As more and more states legalize cannabis, it’s therapeutic benefits are illustrated through compelling case studies and authentic testimonies from people who were out of options before cannabis.
One scientist became the pioneer of cannabis research approximately 40 years ago as a postdoctoral student at the beginning of the 1960’s. Dr. Raphael Mechoulam found that cannabis had some pretty amazing attributes.
Mechoulam viewed cannabis research without any preconceived stigma and just like any other substance worth studying. The lack of research on cannabinoids surprised him, mainly since the active compounds in cocaine and opium were isolated 100 years before.
The Importance of Terpenes
Before we go deeper into Dr. Mechoulam and the entourage effect, we first must understand what terpenes are and their connection to cannabis’ medicinal properties.
Terpenes are fragrant, volatile molecules that provide cannabis with its flavor profiles and unique aroma. They also evaporate easily. Terpenes are critical to the physiological and psychoactive effects of cannabis.
Like cannabinoids, terpenes bind to certain receptors in the brain and stimulate a variety of effects like reducing inflammation, relieving pain, and aiding sleep. In addition, they affect the chemical production of neurotransmitters like dopamine and serotonin.
It was Dr. Mechoulam who found that cannabinoids bind to receptors in a variety of areas in vital organs and the brain. This relationship activates different reactions that cause various psychological and physiological effects. He used hash acquired from the Israeli national police for testing purposes.
In 1992, Mechoulam discovered that humans produce internal cannabinoids.
Cannabinoids are integral to regulating pain, memory, human mood, and more. Through his research, he also discovered anandamide, a lipid-derived neurotransmitter linked to suppressing cancerous cell growth.
The Entourage Effect
In 1998, Dr. Mechoulam and his team introduced the idea of the entourage effect. This research validated the hypothesis that the terpenes and cannabinoids in cannabis combine synergistically, enhancing their therapeutic benefits.
“This effect may represent a novel route for molecular regulation of endogenous cannabinoid activity.”
Certain terpenes catalyze or inhibit the formation of compounds in the cultivar. Scientists can manipulate cannabinoids to their desired ratios in vivo because of comprehensive research on terpenes and how they function.

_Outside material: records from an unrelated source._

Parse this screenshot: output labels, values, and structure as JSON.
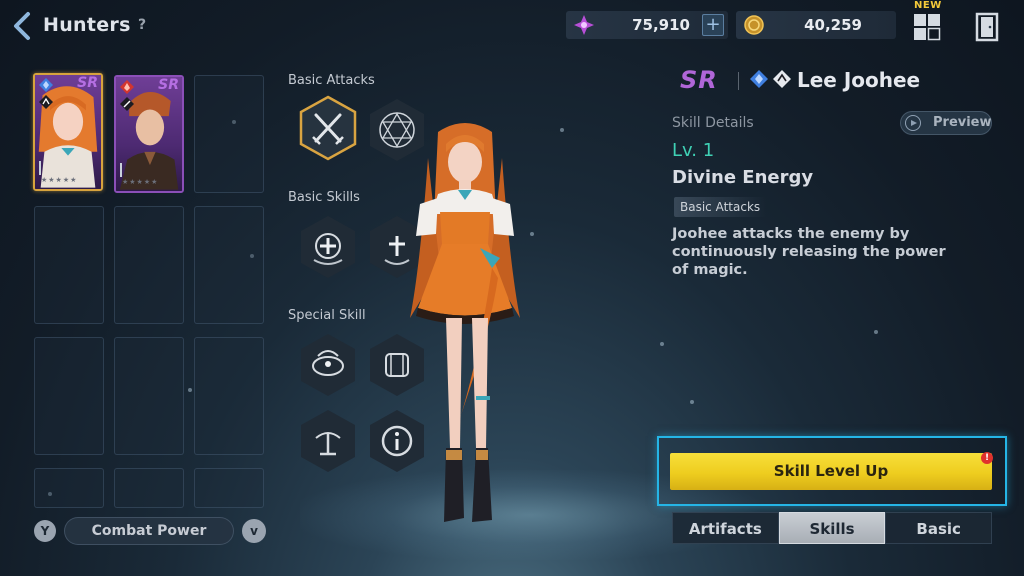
{
  "header": {
    "title": "Hunters",
    "help": "?",
    "gems": {
      "value": "75,910",
      "plus": "+"
    },
    "gold": {
      "value": "40,259"
    },
    "new_badge": "NEW"
  },
  "hunters": [
    {
      "rank": "SR",
      "element_color": "#3f7fe0"
    },
    {
      "rank": "SR",
      "element_color": "#d2352f"
    }
  ],
  "sort": {
    "label": "Combat Power",
    "filter_icon": "Y",
    "dir_icon": "v"
  },
  "skills": {
    "basic_attacks_label": "Basic Attacks",
    "basic_skills_label": "Basic Skills",
    "special_skill_label": "Special Skill"
  },
  "detail": {
    "rank": "SR",
    "name": "Lee Joohee",
    "section_label": "Skill Details",
    "preview_label": "Preview",
    "level": "Lv. 1",
    "skill_name": "Divine Energy",
    "skill_type": "Basic Attacks",
    "description": "Joohee attacks the enemy by continuously releasing the power of magic.",
    "level_up_label": "Skill Level Up",
    "alert": "!"
  },
  "tabs": [
    {
      "label": "Artifacts",
      "active": false
    },
    {
      "label": "Skills",
      "active": true
    },
    {
      "label": "Basic",
      "active": false
    }
  ],
  "colors": {
    "accent_gold": "#f2d22a",
    "rank_purple": "#b066d8",
    "level_teal": "#3fd1b5",
    "highlight_blue": "#25b5e6"
  }
}
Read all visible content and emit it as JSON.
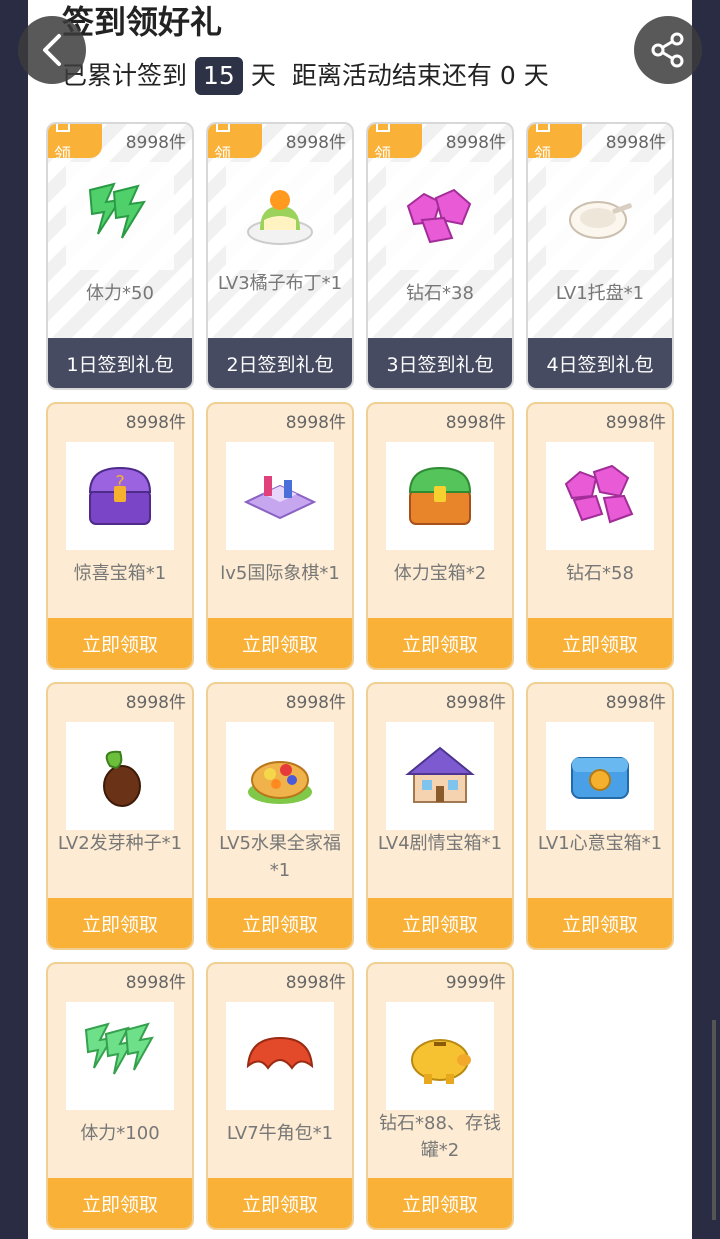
{
  "header": {
    "title": "签到领好礼",
    "signed_prefix": "已累计签到",
    "signed_days": "15",
    "signed_unit": "天",
    "end_prefix": "距离活动结束还有",
    "end_days": "0",
    "end_unit": "天"
  },
  "nav": {
    "back_icon": "back-arrow-icon",
    "share_icon": "share-icon"
  },
  "colors": {
    "accent": "#f9b138",
    "dark_footer": "#464b61",
    "claim_bg": "#fdecd3"
  },
  "signin_cards": [
    {
      "tag": "领",
      "count": "8998件",
      "name": "体力*50",
      "footer": "1日签到礼包",
      "icon": "energy-bolts-icon"
    },
    {
      "tag": "领",
      "count": "8998件",
      "name": "LV3橘子布丁*1",
      "footer": "2日签到礼包",
      "icon": "orange-pudding-icon"
    },
    {
      "tag": "领",
      "count": "8998件",
      "name": "钻石*38",
      "footer": "3日签到礼包",
      "icon": "diamonds-icon"
    },
    {
      "tag": "领",
      "count": "8998件",
      "name": "LV1托盘*1",
      "footer": "4日签到礼包",
      "icon": "tray-icon"
    }
  ],
  "claim_cards": [
    {
      "count": "8998件",
      "name": "惊喜宝箱*1",
      "footer": "立即领取",
      "icon": "surprise-chest-icon"
    },
    {
      "count": "8998件",
      "name": "lv5国际象棋*1",
      "footer": "立即领取",
      "icon": "chess-board-icon"
    },
    {
      "count": "8998件",
      "name": "体力宝箱*2",
      "footer": "立即领取",
      "icon": "energy-chest-icon"
    },
    {
      "count": "8998件",
      "name": "钻石*58",
      "footer": "立即领取",
      "icon": "diamonds-icon"
    },
    {
      "count": "8998件",
      "name": "LV2发芽种子*1",
      "footer": "立即领取",
      "icon": "sprout-seed-icon"
    },
    {
      "count": "8998件",
      "name": "LV5水果全家福*1",
      "footer": "立即领取",
      "icon": "fruit-tart-icon"
    },
    {
      "count": "8998件",
      "name": "LV4剧情宝箱*1",
      "footer": "立即领取",
      "icon": "story-house-icon"
    },
    {
      "count": "8998件",
      "name": "LV1心意宝箱*1",
      "footer": "立即领取",
      "icon": "coin-chest-icon"
    },
    {
      "count": "8998件",
      "name": "体力*100",
      "footer": "立即领取",
      "icon": "energy-bolts-icon"
    },
    {
      "count": "8998件",
      "name": "LV7牛角包*1",
      "footer": "立即领取",
      "icon": "croissant-icon"
    },
    {
      "count": "9999件",
      "name": "钻石*88、存钱罐*2",
      "footer": "立即领取",
      "icon": "piggy-bank-icon"
    }
  ]
}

Thanks to Dr. Raphael Mechoulam and scientists today, we know more about cannabis and how many of its compounds interact with the human mind and body. It paves the way for future research and brings the healing benefits of cannabis to more people around the world.
Originally published: Cbdhealthandwellness Heather Ritchie